In early April, Salisbury Arts and Entertainment District Chair Raymond A. Vorus submitted a letter, supported by the Salisbury Area Chamber of Commerce, to the city requesting support to establish the Riverside Arts & Crafts Market in response to desires to bring activities to the western end of downtown and to support existing businesses and create more visibility in the area.
Vorus proposed that the market take place year-round on Saturdays from 9 a.m. to 2 p.m. All items for sale must be original and produced by the vendors themselves. The goal is to offer economic opportunities for regional Eastern Shore entrepreneurs. As an incentive to participate there will be no charge for vendors in the first year.
He added that the Arts and Crafts Market will complement the long-running Park & Flea Market that operates on the opposite end of the district on Saturdays and Sundays.
The market was proposed to be set up in the unused parking lot next to Brew River restaurant on the east side between West Main Street and the Wicomico River. The benefits in having the market operate in the area are that it easily connects to the Historic Downtown and the Salisbury marina, as well as a number of downtown businesses and restaurants.
On Monday, evening representatives from the Arts and Entertainment District and Chamber of Commerce were present as a resolution came across the City Council to authorize Mayor James Ireton to sign a lease with the Chamber of Commerce for the Arts and Crafts Market.
“This is a project that we are very excited about,” City Administrator John Pick said. “Basically we would be allowing the Arts and Entertainment District and Chamber of Commerce to conduct an Arts and Crafts Market in Parking Lot #33 beginning on Saturdays, and extending the lease if it proves to be successful.”

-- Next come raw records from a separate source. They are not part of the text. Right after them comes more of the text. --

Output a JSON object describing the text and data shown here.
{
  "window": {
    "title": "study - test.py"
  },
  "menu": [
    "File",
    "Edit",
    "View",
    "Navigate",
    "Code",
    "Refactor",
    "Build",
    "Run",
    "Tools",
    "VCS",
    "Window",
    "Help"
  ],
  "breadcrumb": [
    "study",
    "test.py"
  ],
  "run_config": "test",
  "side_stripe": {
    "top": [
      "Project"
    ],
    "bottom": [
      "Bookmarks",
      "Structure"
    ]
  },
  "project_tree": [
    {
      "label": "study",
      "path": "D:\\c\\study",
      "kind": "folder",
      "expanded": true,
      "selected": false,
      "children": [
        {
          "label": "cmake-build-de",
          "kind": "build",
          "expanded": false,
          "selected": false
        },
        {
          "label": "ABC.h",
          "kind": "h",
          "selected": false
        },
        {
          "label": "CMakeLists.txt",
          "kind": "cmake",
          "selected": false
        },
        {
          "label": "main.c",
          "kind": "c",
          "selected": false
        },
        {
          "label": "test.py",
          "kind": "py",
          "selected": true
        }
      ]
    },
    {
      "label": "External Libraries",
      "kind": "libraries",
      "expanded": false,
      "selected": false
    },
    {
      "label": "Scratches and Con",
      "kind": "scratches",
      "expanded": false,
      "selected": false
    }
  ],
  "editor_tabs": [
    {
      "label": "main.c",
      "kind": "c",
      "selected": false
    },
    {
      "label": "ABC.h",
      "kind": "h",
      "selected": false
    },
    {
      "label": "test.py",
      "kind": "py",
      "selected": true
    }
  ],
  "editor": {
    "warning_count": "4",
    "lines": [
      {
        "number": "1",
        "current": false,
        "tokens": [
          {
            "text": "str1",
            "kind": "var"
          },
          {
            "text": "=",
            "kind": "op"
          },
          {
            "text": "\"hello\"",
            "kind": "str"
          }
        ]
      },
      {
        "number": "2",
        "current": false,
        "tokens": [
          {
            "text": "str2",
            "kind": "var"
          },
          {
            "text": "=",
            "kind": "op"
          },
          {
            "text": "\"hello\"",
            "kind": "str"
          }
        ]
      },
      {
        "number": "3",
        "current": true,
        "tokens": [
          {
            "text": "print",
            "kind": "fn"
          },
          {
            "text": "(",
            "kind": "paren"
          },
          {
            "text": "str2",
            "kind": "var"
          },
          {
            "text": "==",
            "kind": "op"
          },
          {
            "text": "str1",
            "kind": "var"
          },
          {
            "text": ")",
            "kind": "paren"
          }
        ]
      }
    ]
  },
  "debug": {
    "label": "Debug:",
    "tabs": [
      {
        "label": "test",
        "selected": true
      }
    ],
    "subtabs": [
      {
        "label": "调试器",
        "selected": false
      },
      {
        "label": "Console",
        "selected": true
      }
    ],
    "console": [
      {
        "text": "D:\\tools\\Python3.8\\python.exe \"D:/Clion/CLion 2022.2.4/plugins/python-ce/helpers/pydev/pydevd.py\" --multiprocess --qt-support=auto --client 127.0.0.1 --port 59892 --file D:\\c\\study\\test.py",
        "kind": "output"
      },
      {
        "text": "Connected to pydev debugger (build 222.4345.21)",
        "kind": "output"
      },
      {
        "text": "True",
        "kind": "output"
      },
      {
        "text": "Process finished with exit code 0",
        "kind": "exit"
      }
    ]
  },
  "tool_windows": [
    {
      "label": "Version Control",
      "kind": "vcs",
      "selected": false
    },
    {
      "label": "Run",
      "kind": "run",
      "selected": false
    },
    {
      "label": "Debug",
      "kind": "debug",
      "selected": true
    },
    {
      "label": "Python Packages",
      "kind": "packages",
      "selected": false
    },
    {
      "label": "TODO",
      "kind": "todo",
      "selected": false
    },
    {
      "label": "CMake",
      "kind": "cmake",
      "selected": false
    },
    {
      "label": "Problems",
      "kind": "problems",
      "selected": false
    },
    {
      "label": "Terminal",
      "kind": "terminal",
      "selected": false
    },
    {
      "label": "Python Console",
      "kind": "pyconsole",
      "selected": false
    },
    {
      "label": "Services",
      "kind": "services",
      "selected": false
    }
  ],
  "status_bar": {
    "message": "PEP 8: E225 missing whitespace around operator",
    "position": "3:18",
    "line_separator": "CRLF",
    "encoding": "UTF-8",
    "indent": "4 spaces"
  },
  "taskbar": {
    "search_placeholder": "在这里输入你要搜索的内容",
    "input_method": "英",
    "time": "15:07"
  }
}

Council President Terry Cohen said the council has embraced the market enthusiastically since it was introduced. There was a question on how it would affect the Park & Flea but there is a distinction between the two.
Councilwoman Laura Mitchell agreed the market would not create any competition for the Park & Flea.
“I think it is a great augmentation,” she said. “It hook ends the town together to get people going through, maybe even people walking through downtown to get from one to the other. I think it is fantastic and I can’t wait for the first Saturday.”
The council voted unanimously to allow the mayor to sign a lease allowing the market to operate in the parking lot next to Brew River on Saturdays.